An example is the limited support the nation provides for the maintenance of Indigenous languages, and our extraordinary incapacity to recognise the potential value for all Australians that might derive or be sourced from the extraordinary cosmologies, natural history and environmental insights and knowledge which go hand in glove with language.

Encouragingly, the Federal Government recently announced new funding for language support. The world, not just Australia, will be a poorer place if in 100 years we are left with only one or two spoken Indigenous languages.

Third, I propose that perhaps the single most transformative change we could adopt as a nation in relation to Indigenous citizens would be to adopt a constitutional prohibition against racial discrimination directed against all races. The nation was established and founded upon notions of racial superiority, and while we have made great strides as a nation in overcoming racial discrimination, we have a long way to go. The Racial Discrimination Act (section 18C aside) attracts broad support, yet it is vulnerable to the whim of the Executive and a potentially populist Senate, not just now, but into the indefinite future.

I am under no illusions that this is an extremely contentions proposal/suggestion, that tactical or pragmatic considerations can make it seem like an utopian aspiration, and that it will take years if not decades to achieve. But it is an issue which affects all Australians, and the failure of non-Indigenous Australians to prosecute the agenda has left Indigenous Australians grappling with how to address it from a position of political weakness and virtual impotence.

In the context of this proposal, it is worth contemplating, in a spirit of reflexivity, that while we non-Indigenous Australians often demand that Indigenous citizens change and adapt (merely because ‘we won’ or ‘they are a minority’), we are far less keen to seriously consider making substantive changes ourselves which would improve the quality of life and public discourse for all Australians.

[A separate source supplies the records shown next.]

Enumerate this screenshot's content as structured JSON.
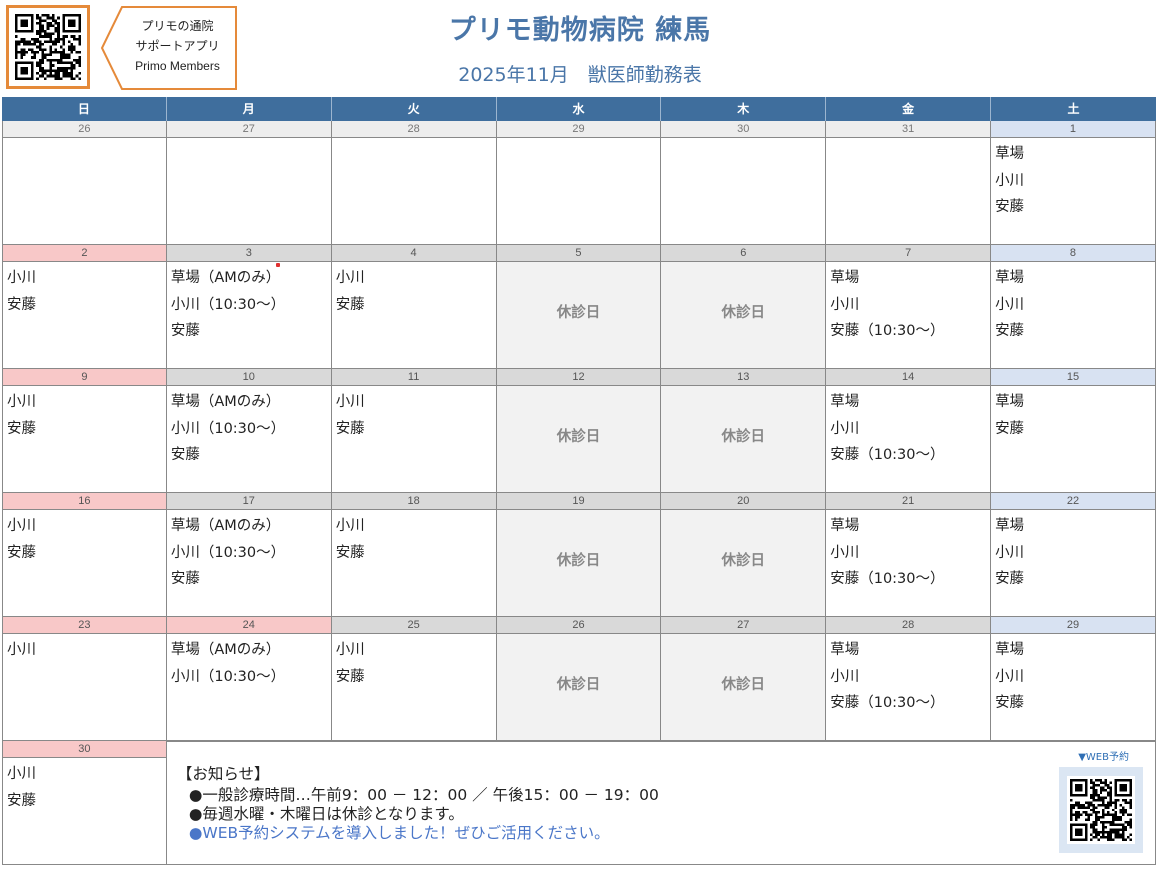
{
  "header": {
    "app_tag": [
      "プリモの通院",
      "サポートアプリ",
      "Primo Members"
    ],
    "title": "プリモ動物病院  練馬",
    "subtitle": "2025年11月　獣医師勤務表",
    "accent_color": "#4a76a8",
    "tag_border_color": "#e58a3a"
  },
  "calendar": {
    "weekdays": [
      "日",
      "月",
      "火",
      "水",
      "木",
      "金",
      "土"
    ],
    "closed_label": "休診日",
    "weeks": [
      {
        "dates": [
          "26",
          "27",
          "28",
          "29",
          "30",
          "31",
          "1"
        ],
        "cells": [
          [],
          [],
          [],
          [],
          [],
          [],
          [
            "草場",
            "小川",
            "安藤"
          ]
        ]
      },
      {
        "dates": [
          "2",
          "3",
          "4",
          "5",
          "6",
          "7",
          "8"
        ],
        "cells": [
          [
            "小川",
            "安藤"
          ],
          [
            "草場（AMのみ）",
            "小川（10:30～）",
            "安藤"
          ],
          [
            "小川",
            "安藤"
          ],
          [],
          [],
          [
            "草場",
            "小川",
            "安藤（10:30～）"
          ],
          [
            "草場",
            "小川",
            "安藤"
          ]
        ]
      },
      {
        "dates": [
          "9",
          "10",
          "11",
          "12",
          "13",
          "14",
          "15"
        ],
        "cells": [
          [
            "小川",
            "安藤"
          ],
          [
            "草場（AMのみ）",
            "小川（10:30～）",
            "安藤"
          ],
          [
            "小川",
            "安藤"
          ],
          [],
          [],
          [
            "草場",
            "小川",
            "安藤（10:30～）"
          ],
          [
            "草場",
            "安藤"
          ]
        ]
      },
      {
        "dates": [
          "16",
          "17",
          "18",
          "19",
          "20",
          "21",
          "22"
        ],
        "cells": [
          [
            "小川",
            "安藤"
          ],
          [
            "草場（AMのみ）",
            "小川（10:30～）",
            "安藤"
          ],
          [
            "小川",
            "安藤"
          ],
          [],
          [],
          [
            "草場",
            "小川",
            "安藤（10:30～）"
          ],
          [
            "草場",
            "小川",
            "安藤"
          ]
        ]
      },
      {
        "dates": [
          "23",
          "24",
          "25",
          "26",
          "27",
          "28",
          "29"
        ],
        "cells": [
          [
            "小川"
          ],
          [
            "草場（AMのみ）",
            "小川（10:30～）"
          ],
          [
            "小川",
            "安藤"
          ],
          [],
          [],
          [
            "草場",
            "小川",
            "安藤（10:30～）"
          ],
          [
            "草場",
            "小川",
            "安藤"
          ]
        ]
      }
    ],
    "last": {
      "date": "30",
      "cell": [
        "小川",
        "安藤"
      ]
    }
  },
  "notice": {
    "title": "【お知らせ】",
    "line1": "●一般診療時間…午前9：00 － 12：00 ／ 午後15：00 － 19：00",
    "line2": "●毎週水曜・木曜日は休診となります。",
    "line3": "●WEB予約システムを導入しました！ぜひご活用ください。",
    "web_label": "▼WEB予約"
  }
}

If we truly believe ourselves to be a free, equal and open society, why would we oppose such a strengthening of our constitution?

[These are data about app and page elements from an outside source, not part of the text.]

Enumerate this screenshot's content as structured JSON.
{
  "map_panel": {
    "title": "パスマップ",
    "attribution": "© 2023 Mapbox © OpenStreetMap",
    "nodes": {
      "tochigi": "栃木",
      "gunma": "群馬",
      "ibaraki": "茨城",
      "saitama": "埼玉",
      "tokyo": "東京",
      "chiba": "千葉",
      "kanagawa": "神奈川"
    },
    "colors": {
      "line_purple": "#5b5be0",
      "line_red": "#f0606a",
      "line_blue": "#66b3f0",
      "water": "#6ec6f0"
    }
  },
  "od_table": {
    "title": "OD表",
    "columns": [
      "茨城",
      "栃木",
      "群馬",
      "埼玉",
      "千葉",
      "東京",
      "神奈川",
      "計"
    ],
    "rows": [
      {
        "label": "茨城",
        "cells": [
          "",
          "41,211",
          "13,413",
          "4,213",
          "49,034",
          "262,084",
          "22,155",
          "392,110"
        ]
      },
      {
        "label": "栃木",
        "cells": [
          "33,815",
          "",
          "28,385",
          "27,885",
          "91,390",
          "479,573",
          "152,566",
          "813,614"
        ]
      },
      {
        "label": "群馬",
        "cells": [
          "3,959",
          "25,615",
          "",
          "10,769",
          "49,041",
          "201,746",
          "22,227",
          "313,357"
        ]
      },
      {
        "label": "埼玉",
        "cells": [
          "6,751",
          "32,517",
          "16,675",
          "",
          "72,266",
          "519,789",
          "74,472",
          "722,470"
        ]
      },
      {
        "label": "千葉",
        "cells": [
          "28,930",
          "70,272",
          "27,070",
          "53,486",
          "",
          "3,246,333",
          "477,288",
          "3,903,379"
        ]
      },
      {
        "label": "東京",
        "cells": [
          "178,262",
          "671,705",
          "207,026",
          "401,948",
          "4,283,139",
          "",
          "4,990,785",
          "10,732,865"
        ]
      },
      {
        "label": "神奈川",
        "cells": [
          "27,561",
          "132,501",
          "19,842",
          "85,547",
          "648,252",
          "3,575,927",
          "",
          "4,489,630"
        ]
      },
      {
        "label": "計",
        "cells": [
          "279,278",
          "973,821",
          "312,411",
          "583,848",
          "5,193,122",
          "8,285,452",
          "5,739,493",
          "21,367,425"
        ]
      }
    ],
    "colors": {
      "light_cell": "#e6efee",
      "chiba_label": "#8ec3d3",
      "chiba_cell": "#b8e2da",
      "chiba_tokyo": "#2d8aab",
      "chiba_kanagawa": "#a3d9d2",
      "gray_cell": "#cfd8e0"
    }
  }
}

Strategic incoherence is not a uniquely Indigenous characteristic: the non-Indigenous leadership of the nation also suffers from the absence of a coherent strategic agenda aimed at protecting our fundamental values and our quality of life!